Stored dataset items

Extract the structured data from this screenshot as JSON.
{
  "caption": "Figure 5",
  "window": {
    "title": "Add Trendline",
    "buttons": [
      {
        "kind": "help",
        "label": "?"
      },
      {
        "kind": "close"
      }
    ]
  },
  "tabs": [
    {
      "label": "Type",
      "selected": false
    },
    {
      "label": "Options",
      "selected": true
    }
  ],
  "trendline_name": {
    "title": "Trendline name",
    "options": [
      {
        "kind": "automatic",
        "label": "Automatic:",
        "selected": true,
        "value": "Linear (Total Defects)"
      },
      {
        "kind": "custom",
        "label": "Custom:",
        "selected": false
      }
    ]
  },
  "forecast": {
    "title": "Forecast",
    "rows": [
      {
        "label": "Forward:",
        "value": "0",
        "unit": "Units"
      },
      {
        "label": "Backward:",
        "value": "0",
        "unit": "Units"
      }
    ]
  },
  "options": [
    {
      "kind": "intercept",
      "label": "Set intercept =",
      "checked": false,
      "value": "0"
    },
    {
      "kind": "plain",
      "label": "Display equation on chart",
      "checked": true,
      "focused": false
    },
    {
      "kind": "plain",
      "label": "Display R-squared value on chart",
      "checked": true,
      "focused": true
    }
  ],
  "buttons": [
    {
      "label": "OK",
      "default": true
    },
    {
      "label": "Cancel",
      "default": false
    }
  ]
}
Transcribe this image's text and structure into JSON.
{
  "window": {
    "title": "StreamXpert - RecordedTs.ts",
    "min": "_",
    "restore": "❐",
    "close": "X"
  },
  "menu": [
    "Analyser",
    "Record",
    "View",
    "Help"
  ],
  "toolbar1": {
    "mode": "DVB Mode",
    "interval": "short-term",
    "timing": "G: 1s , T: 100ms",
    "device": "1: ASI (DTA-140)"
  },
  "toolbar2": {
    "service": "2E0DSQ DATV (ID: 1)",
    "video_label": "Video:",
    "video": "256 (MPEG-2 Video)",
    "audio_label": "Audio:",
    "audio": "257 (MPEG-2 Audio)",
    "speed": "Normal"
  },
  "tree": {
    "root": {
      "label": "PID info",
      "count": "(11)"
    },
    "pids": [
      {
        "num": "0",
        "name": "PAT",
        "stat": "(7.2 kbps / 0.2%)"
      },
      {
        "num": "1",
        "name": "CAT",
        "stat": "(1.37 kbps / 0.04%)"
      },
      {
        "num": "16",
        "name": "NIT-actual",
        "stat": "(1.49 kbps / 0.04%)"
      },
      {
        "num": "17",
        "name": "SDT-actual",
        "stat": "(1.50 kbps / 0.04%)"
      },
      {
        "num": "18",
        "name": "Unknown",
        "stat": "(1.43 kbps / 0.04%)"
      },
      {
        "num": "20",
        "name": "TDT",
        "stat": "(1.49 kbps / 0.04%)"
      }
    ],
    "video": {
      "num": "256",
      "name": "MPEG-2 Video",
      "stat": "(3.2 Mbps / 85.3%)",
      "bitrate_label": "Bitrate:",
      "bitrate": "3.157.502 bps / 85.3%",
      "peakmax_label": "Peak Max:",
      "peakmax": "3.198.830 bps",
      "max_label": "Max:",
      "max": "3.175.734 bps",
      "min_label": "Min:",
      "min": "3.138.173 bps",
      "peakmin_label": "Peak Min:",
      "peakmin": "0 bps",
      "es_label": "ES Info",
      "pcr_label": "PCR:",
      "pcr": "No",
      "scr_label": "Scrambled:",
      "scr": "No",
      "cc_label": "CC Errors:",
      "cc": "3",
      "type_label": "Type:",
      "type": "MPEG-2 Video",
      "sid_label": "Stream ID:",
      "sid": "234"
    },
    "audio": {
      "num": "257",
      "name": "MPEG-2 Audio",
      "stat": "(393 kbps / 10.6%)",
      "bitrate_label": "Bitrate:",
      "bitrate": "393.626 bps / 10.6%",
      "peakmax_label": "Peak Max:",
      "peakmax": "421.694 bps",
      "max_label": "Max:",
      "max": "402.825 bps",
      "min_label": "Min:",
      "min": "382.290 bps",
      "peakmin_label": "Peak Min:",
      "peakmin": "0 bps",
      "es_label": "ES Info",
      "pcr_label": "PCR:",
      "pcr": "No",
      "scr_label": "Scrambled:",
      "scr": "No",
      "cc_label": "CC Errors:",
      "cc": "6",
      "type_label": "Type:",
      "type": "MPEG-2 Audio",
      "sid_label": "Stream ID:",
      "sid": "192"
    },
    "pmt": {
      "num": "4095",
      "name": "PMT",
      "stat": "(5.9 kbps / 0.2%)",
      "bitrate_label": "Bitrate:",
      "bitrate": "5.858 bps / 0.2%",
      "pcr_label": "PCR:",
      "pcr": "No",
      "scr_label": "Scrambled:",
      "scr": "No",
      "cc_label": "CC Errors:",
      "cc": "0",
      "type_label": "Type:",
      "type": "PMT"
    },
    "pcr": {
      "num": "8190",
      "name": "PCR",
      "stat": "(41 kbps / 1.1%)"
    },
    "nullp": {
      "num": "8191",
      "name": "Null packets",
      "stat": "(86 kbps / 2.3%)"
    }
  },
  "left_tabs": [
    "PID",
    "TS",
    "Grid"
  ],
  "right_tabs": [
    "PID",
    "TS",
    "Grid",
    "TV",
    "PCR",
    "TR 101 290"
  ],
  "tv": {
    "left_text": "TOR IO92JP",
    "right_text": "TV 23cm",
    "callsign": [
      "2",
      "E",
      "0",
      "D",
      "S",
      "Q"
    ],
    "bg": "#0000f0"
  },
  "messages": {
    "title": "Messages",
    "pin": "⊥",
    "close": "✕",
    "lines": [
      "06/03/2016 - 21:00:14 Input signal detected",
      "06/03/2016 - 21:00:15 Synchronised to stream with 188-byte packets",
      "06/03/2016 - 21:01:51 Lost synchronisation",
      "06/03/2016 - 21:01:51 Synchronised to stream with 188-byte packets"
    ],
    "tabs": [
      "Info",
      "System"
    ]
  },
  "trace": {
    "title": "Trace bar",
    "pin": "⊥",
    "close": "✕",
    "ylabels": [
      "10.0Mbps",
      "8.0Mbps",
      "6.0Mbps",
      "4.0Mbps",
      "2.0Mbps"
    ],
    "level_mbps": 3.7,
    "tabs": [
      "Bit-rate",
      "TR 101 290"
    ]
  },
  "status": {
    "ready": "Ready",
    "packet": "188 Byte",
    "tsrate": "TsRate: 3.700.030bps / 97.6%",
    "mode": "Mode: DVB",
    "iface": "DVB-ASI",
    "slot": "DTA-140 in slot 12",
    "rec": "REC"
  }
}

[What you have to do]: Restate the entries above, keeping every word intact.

[Solution]:
Extract the structured data from this screenshot as JSON.
{
  "caption": "Figure 5",
  "window": {
    "title": "Add Trendline",
    "buttons": [
      {
        "kind": "help",
        "label": "?"
      },
      {
        "kind": "close"
      }
    ]
  },
  "tabs": [
    {
      "label": "Type",
      "selected": false
    },
    {
      "label": "Options",
      "selected": true
    }
  ],
  "trendline_name": {
    "title": "Trendline name",
    "options": [
      {
        "kind": "automatic",
        "label": "Automatic:",
        "selected": true,
        "value": "Linear (Total Defects)"
      },
      {
        "kind": "custom",
        "label": "Custom:",
        "selected": false
      }
    ]
  },
  "forecast": {
    "title": "Forecast",
    "rows": [
      {
        "label": "Forward:",
        "value": "0",
        "unit": "Units"
      },
      {
        "label": "Backward:",
        "value": "0",
        "unit": "Units"
      }
    ]
  },
  "options": [
    {
      "kind": "intercept",
      "label": "Set intercept =",
      "checked": false,
      "value": "0"
    },
    {
      "kind": "plain",
      "label": "Display equation on chart",
      "checked": true,
      "focused": false
    },
    {
      "kind": "plain",
      "label": "Display R-squared value on chart",
      "checked": true,
      "focused": true
    }
  ],
  "buttons": [
    {
      "label": "OK",
      "default": true
    },
    {
      "label": "Cancel",
      "default": false
    }
  ]
}
Transcribe this image's text and structure into JSON.
{
  "window": {
    "title": "StreamXpert - RecordedTs.ts",
    "min": "_",
    "restore": "❐",
    "close": "X"
  },
  "menu": [
    "Analyser",
    "Record",
    "View",
    "Help"
  ],
  "toolbar1": {
    "mode": "DVB Mode",
    "interval": "short-term",
    "timing": "G: 1s , T: 100ms",
    "device": "1: ASI (DTA-140)"
  },
  "toolbar2": {
    "service": "2E0DSQ DATV (ID: 1)",
    "video_label": "Video:",
    "video": "256 (MPEG-2 Video)",
    "audio_label": "Audio:",
    "audio": "257 (MPEG-2 Audio)",
    "speed": "Normal"
  },
  "tree": {
    "root": {
      "label": "PID info",
      "count": "(11)"
    },
    "pids": [
      {
        "num": "0",
        "name": "PAT",
        "stat": "(7.2 kbps / 0.2%)"
      },
      {
        "num": "1",
        "name": "CAT",
        "stat": "(1.37 kbps / 0.04%)"
      },
      {
        "num": "16",
        "name": "NIT-actual",
        "stat": "(1.49 kbps / 0.04%)"
      },
      {
        "num": "17",
        "name": "SDT-actual",
        "stat": "(1.50 kbps / 0.04%)"
      },
      {
        "num": "18",
        "name": "Unknown",
        "stat": "(1.43 kbps / 0.04%)"
      },
      {
        "num": "20",
        "name": "TDT",
        "stat": "(1.49 kbps / 0.04%)"
      }
    ],
    "video": {
      "num": "256",
      "name": "MPEG-2 Video",
      "stat": "(3.2 Mbps / 85.3%)",
      "bitrate_label": "Bitrate:",
      "bitrate": "3.157.502 bps / 85.3%",
      "peakmax_label": "Peak Max:",
      "peakmax": "3.198.830 bps",
      "max_label": "Max:",
      "max": "3.175.734 bps",
      "min_label": "Min:",
      "min": "3.138.173 bps",
      "peakmin_label": "Peak Min:",
      "peakmin": "0 bps",
      "es_label": "ES Info",
      "pcr_label": "PCR:",
      "pcr": "No",
      "scr_label": "Scrambled:",
      "scr": "No",
      "cc_label": "CC Errors:",
      "cc": "3",
      "type_label": "Type:",
      "type": "MPEG-2 Video",
      "sid_label": "Stream ID:",
      "sid": "234"
    },
    "audio": {
      "num": "257",
      "name": "MPEG-2 Audio",
      "stat": "(393 kbps / 10.6%)",
      "bitrate_label": "Bitrate:",
      "bitrate": "393.626 bps / 10.6%",
      "peakmax_label": "Peak Max:",
      "peakmax": "421.694 bps",
      "max_label": "Max:",
      "max": "402.825 bps",
      "min_label": "Min:",
      "min": "382.290 bps",
      "peakmin_label": "Peak Min:",
      "peakmin": "0 bps",
      "es_label": "ES Info",
      "pcr_label": "PCR:",
      "pcr": "No",
      "scr_label": "Scrambled:",
      "scr": "No",
      "cc_label": "CC Errors:",
      "cc": "6",
      "type_label": "Type:",
      "type": "MPEG-2 Audio",
      "sid_label": "Stream ID:",
      "sid": "192"
    },
    "pmt": {
      "num": "4095",
      "name": "PMT",
      "stat": "(5.9 kbps / 0.2%)",
      "bitrate_label": "Bitrate:",
      "bitrate": "5.858 bps / 0.2%",
      "pcr_label": "PCR:",
      "pcr": "No",
      "scr_label": "Scrambled:",
      "scr": "No",
      "cc_label": "CC Errors:",
      "cc": "0",
      "type_label": "Type:",
      "type": "PMT"
    },
    "pcr": {
      "num": "8190",
      "name": "PCR",
      "stat": "(41 kbps / 1.1%)"
    },
    "nullp": {
      "num": "8191",
      "name": "Null packets",
      "stat": "(86 kbps / 2.3%)"
    }
  },
  "left_tabs": [
    "PID",
    "TS",
    "Grid"
  ],
  "right_tabs": [
    "PID",
    "TS",
    "Grid",
    "TV",
    "PCR",
    "TR 101 290"
  ],
  "tv": {
    "left_text": "TOR IO92JP",
    "right_text": "TV 23cm",
    "callsign": [
      "2",
      "E",
      "0",
      "D",
      "S",
      "Q"
    ],
    "bg": "#0000f0"
  },
  "messages": {
    "title": "Messages",
    "pin": "⊥",
    "close": "✕",
    "lines": [
      "06/03/2016 - 21:00:14 Input signal detected",
      "06/03/2016 - 21:00:15 Synchronised to stream with 188-byte packets",
      "06/03/2016 - 21:01:51 Lost synchronisation",
      "06/03/2016 - 21:01:51 Synchronised to stream with 188-byte packets"
    ],
    "tabs": [
      "Info",
      "System"
    ]
  },
  "trace": {
    "title": "Trace bar",
    "pin": "⊥",
    "close": "✕",
    "ylabels": [
      "10.0Mbps",
      "8.0Mbps",
      "6.0Mbps",
      "4.0Mbps",
      "2.0Mbps"
    ],
    "level_mbps": 3.7,
    "tabs": [
      "Bit-rate",
      "TR 101 290"
    ]
  },
  "status": {
    "ready": "Ready",
    "packet": "188 Byte",
    "tsrate": "TsRate: 3.700.030bps / 97.6%",
    "mode": "Mode: DVB",
    "iface": "DVB-ASI",
    "slot": "DTA-140 in slot 12",
    "rec": "REC"
  }
}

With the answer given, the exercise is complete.